Date of this Version
Merging the departments of Agricultural Communications and Agricultural Education provided fresh perspectives on graduate education. While Agricultural Communications had no graduate program, Agricultural Education traditionally offered one graduate program at the masters level largely designed for agricultural educators in Nebraska’s public schools. During the last five years, the program of study leading to the Master of Science degree in Agricultural Education has begun to reflect the changing nature of our clientele, their needs, and new directions.
Candidates for the master of science degree now include greater numbers of those with interests in human resources development who are pursuing careers in agribusiness, cooperative extension, government, or postsecondary teaching.

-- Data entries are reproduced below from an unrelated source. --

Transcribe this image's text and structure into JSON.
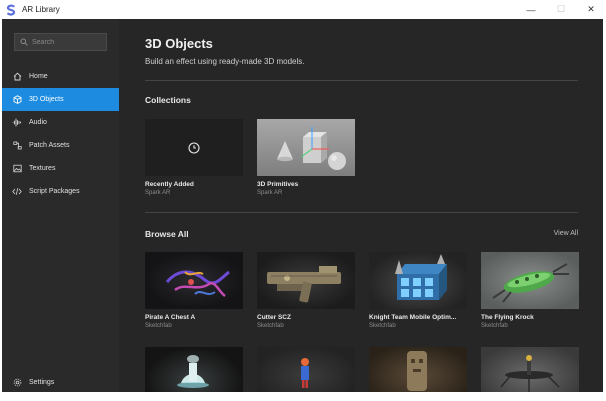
{
  "window": {
    "title": "AR Library",
    "logo_icon": "spark-ar-logo",
    "controls": [
      "minimize",
      "maximize",
      "close"
    ]
  },
  "sidebar": {
    "search_placeholder": "Search",
    "items": [
      {
        "label": "Home",
        "icon": "home-icon",
        "active": false
      },
      {
        "label": "3D Objects",
        "icon": "cube-icon",
        "active": true
      },
      {
        "label": "Audio",
        "icon": "audio-wave-icon",
        "active": false
      },
      {
        "label": "Patch Assets",
        "icon": "patch-icon",
        "active": false
      },
      {
        "label": "Textures",
        "icon": "image-icon",
        "active": false
      },
      {
        "label": "Script Packages",
        "icon": "code-icon",
        "active": false
      }
    ],
    "settings_label": "Settings",
    "accent": "#1d8ce0"
  },
  "main": {
    "title": "3D Objects",
    "subtitle": "Build an effect using ready-made 3D models.",
    "collections_title": "Collections",
    "collections": [
      {
        "title": "Recently Added",
        "source": "Spark AR"
      },
      {
        "title": "3D Primitives",
        "source": "Spark AR"
      }
    ],
    "browse_title": "Browse All",
    "view_all_label": "View All",
    "browse": [
      {
        "title": "Pirate A Chest A",
        "source": "Sketchfab"
      },
      {
        "title": "Cutter SCZ",
        "source": "Sketchfab"
      },
      {
        "title": "Knight Team Mobile Optim...",
        "source": "Sketchfab"
      },
      {
        "title": "The Flying Krock",
        "source": "Sketchfab"
      }
    ]
  }
}
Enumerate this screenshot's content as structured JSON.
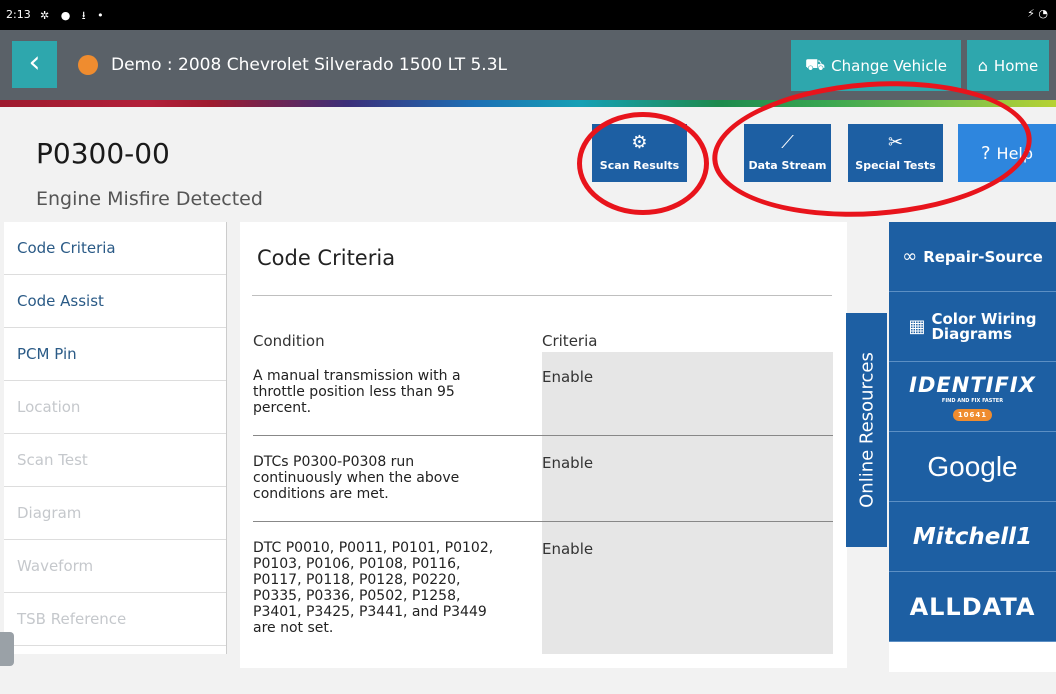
{
  "statusbar": {
    "time": "2:13",
    "icons": "✲ ● ⭳ •",
    "right_icons": "⚡ ◔"
  },
  "header": {
    "back_glyph": "‹",
    "vehicle": "Demo : 2008 Chevrolet Silverado 1500 LT 5.3L",
    "change_vehicle": "Change Vehicle",
    "home": "Home",
    "status_color": "#ef8c2f"
  },
  "dtc": {
    "code": "P0300-00",
    "description": "Engine Misfire Detected"
  },
  "toolbar": {
    "scan_results": "Scan Results",
    "data_stream": "Data Stream",
    "special_tests": "Special Tests",
    "help": "Help"
  },
  "nav": {
    "items": [
      {
        "label": "Code Criteria",
        "state": "active"
      },
      {
        "label": "Code Assist",
        "state": "active"
      },
      {
        "label": "PCM Pin",
        "state": "active"
      },
      {
        "label": "Location",
        "state": "disabled"
      },
      {
        "label": "Scan Test",
        "state": "disabled"
      },
      {
        "label": "Diagram",
        "state": "disabled"
      },
      {
        "label": "Waveform",
        "state": "disabled"
      },
      {
        "label": "TSB Reference",
        "state": "disabled"
      }
    ]
  },
  "criteria": {
    "title": "Code Criteria",
    "col_condition": "Condition",
    "col_criteria": "Criteria",
    "rows": [
      {
        "condition": "A manual transmission with a throttle position less than 95 percent.",
        "criteria": "Enable"
      },
      {
        "condition": "DTCs P0300-P0308 run continuously when the above conditions are met.",
        "criteria": "Enable"
      },
      {
        "condition": "DTC P0010, P0011, P0101, P0102, P0103, P0106, P0108, P0116, P0117, P0118, P0128, P0220, P0335, P0336, P0502, P1258, P3401, P3425, P3441, and P3449 are not set.",
        "criteria": "Enable"
      }
    ]
  },
  "resources": {
    "tab_label": "Online Resources",
    "repair_source": "Repair-Source",
    "color_wiring": "Color Wiring\nDiagrams",
    "identifix": "IDENTIFIX",
    "identifix_tagline": "FIND AND FIX FASTER",
    "identifix_badge": "10641",
    "google": "Google",
    "mitchell": "Mitchell1",
    "alldata": "ALLDATA"
  },
  "colors": {
    "accent_teal": "#2ea7ad",
    "brand_blue": "#1d5fa3",
    "annotation_red": "#e8141c"
  }
}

In the past those seeking advanced degrees were predominantly white, male teachers in public school agricultural education. Today, more female, more international , and more racially diverse students are enrolling programs of study in agricultural education.

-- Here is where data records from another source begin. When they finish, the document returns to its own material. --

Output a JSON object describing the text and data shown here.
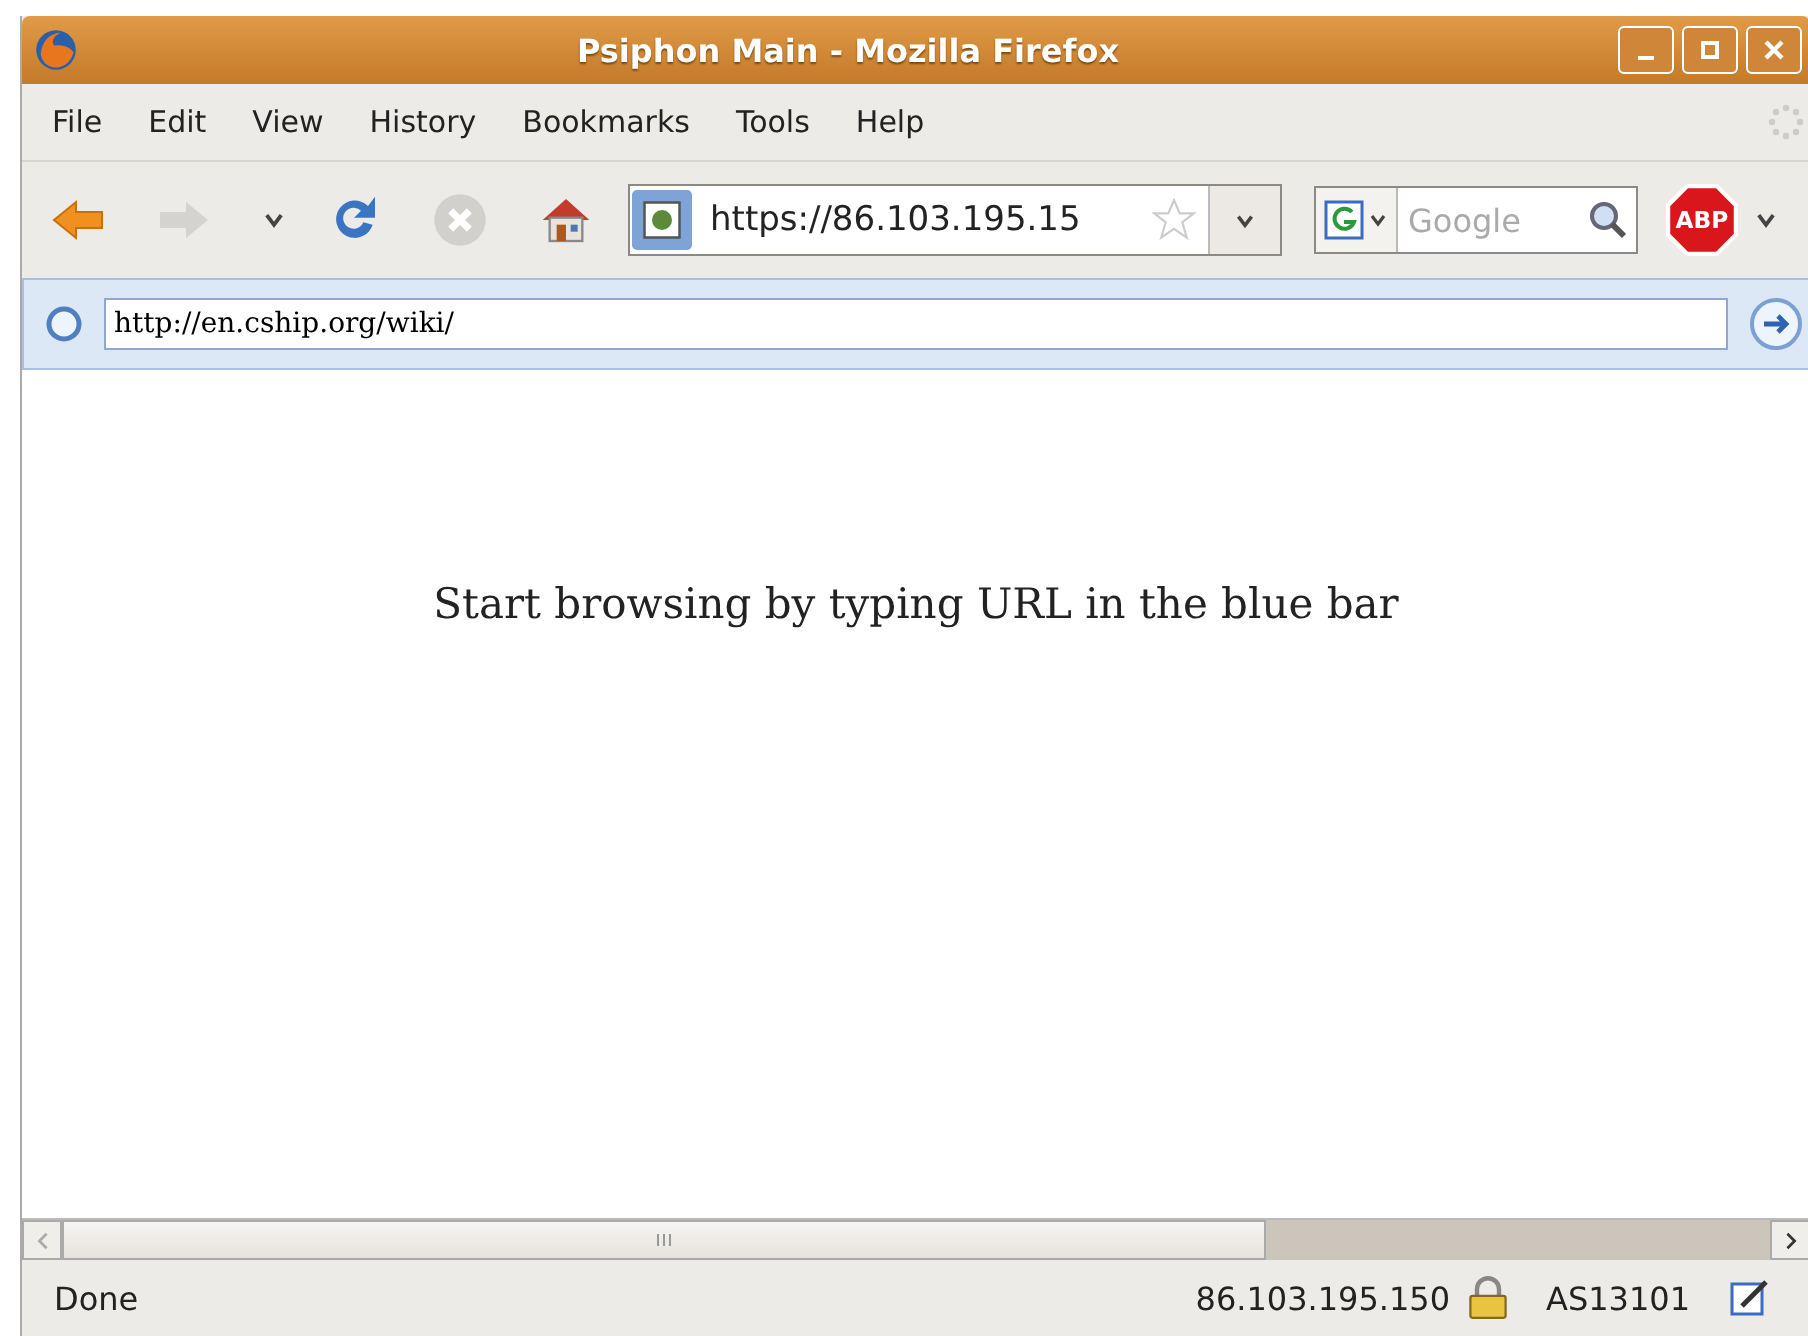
{
  "window": {
    "title": "Psiphon Main - Mozilla Firefox"
  },
  "menu": [
    "File",
    "Edit",
    "View",
    "History",
    "Bookmarks",
    "Tools",
    "Help"
  ],
  "toolbar": {
    "back_enabled": true,
    "forward_enabled": false,
    "address": "https://86.103.195.15",
    "search_placeholder": "Google",
    "adblock_label": "ABP"
  },
  "blue_bar": {
    "value": "http://en.cship.org/wiki/"
  },
  "content": {
    "message": "Start browsing by typing URL in the blue bar"
  },
  "status_bar": {
    "status": "Done",
    "ip": "86.103.195.150",
    "as": "AS13101"
  }
}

The foundations of the emerging graduate program lie in the realm of procedural knowledge. Students in the graduate program, working with members of the graduate faculty, are doing advanced study in the processes of leadership, teaching and learning, and communication. We study to discover not only what the processes are, but how to apply theory in actual contexts; evaluate the application; and improve the practices of how we teach and students learn, how we lead, and how we communicate.